Words like 'I'm sorry' or 'forgive me' don't come easily for most.
Today, less than two weeks before Christmas, I fired a woman. Last week, when she told me that I reminded her of her daughter, I smiled. This week, when I told her she was no longer employed with us, I said "I'm sorry."
A long time ago, someone in HR had a spot to fill. This woman came in looking for something part-time to keep her busy during the day. The HR hired her with no qualms and put her in the open spot. Sink or swim. Everyday she came in and gave her personal best. She was in a key position so whenever we would have corporate visits, she would always be sure to wear a shirt with a collar. I liked seeing that kind of effort.
Unfortunately, the role wasn't a good match for her.
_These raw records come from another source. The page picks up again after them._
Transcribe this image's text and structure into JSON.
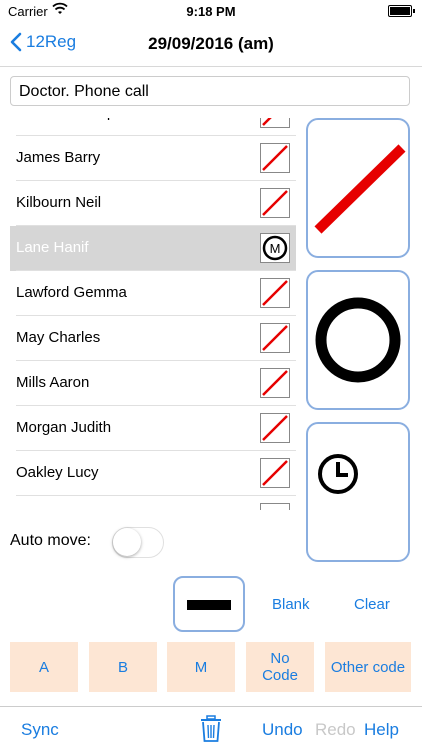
{
  "status": {
    "carrier": "Carrier",
    "time": "9:18 PM"
  },
  "nav": {
    "back_label": "12Reg",
    "title": "29/09/2016 (am)"
  },
  "session_title": "Doctor. Phone call",
  "list": {
    "rows": [
      {
        "name": "Hollander Stephen",
        "mark": "slash"
      },
      {
        "name": "James Barry",
        "mark": "slash"
      },
      {
        "name": "Kilbourn Neil",
        "mark": "slash"
      },
      {
        "name": "Lane Hanif",
        "mark": "M",
        "selected": true
      },
      {
        "name": "Lawford Gemma",
        "mark": "slash"
      },
      {
        "name": "May Charles",
        "mark": "slash"
      },
      {
        "name": "Mills Aaron",
        "mark": "slash"
      },
      {
        "name": "Morgan Judith",
        "mark": "slash"
      },
      {
        "name": "Oakley Lucy",
        "mark": "slash"
      }
    ]
  },
  "mark_buttons": [
    {
      "name": "present-slash-icon"
    },
    {
      "name": "absent-circle-icon"
    },
    {
      "name": "late-clock-icon"
    }
  ],
  "auto_move": {
    "label": "Auto move:",
    "on": false
  },
  "actions": {
    "blank": "Blank",
    "clear": "Clear"
  },
  "codes": [
    "A",
    "B",
    "M",
    "No Code",
    "Other code"
  ],
  "toolbar": {
    "sync": "Sync",
    "undo": "Undo",
    "redo": "Redo",
    "help": "Help"
  },
  "colors": {
    "accent": "#1a7de0",
    "slash": "#e60000",
    "code_bg": "#fde6d4",
    "button_border": "#8aaee0"
  }
}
Normal tasks were a challenge and she struggled with the level of accountability that came with the job. She started sinking fast.
When I met with her a month ago and expressed my concerns about her performance, she said she understood and that she would try harder. I observed her for the next few weeks and saw her trying to figure out why her best just wasn't good enough. It made me kind of sad in a way that was all too familiar.
I was proud when she stopped blaming herself for not being 'good enough' and started to see the disconnect between what she was good at and what the position required. I saw her humbled and reaching out to other people for help. I liked seeing that kind of effort.
Today, as she shook my hand and said, "thank you for the experience," I told her that I wished things could've been different from the very beginning. I truly do.
First jobs are often meant to be a headline story in our lives. They are mentioned in the stories you tell your children right after you mention how you walked 5 miles in snow to cut firewood and kill bears. Ironically, this wasn't her first job, or even her second. At 60-something years old, this was probably her last job. Instead of being a headline in her life, it will be the story that her children tell their children. It will be what they vow to not do--grow old, retire, work again, work hard, only to be let go.
The measure of a leader is discovered in many different ways, but ultimately, it is an innate understanding of psychology that separates good from great. Knowing how to trust in my sense of what is right, learning how to deliver difficult messages, and reacting to unplanned situations have proved to be invaluable throughout my career. There has to be an appreciation of angst, without actually having the angst.
So I guess the moral of this story is in the beginning, there was desperation, and in the end, there is still desperation. One got her hired and the other got her fired.
I've always found it amazing that two people can experience the same thing and have completely different reactions. For this reason alone, I believe that there are certain emotions worth practicing because you don't get a second chance with most people or most situations. Desperation is a key example.
Today I fired a woman.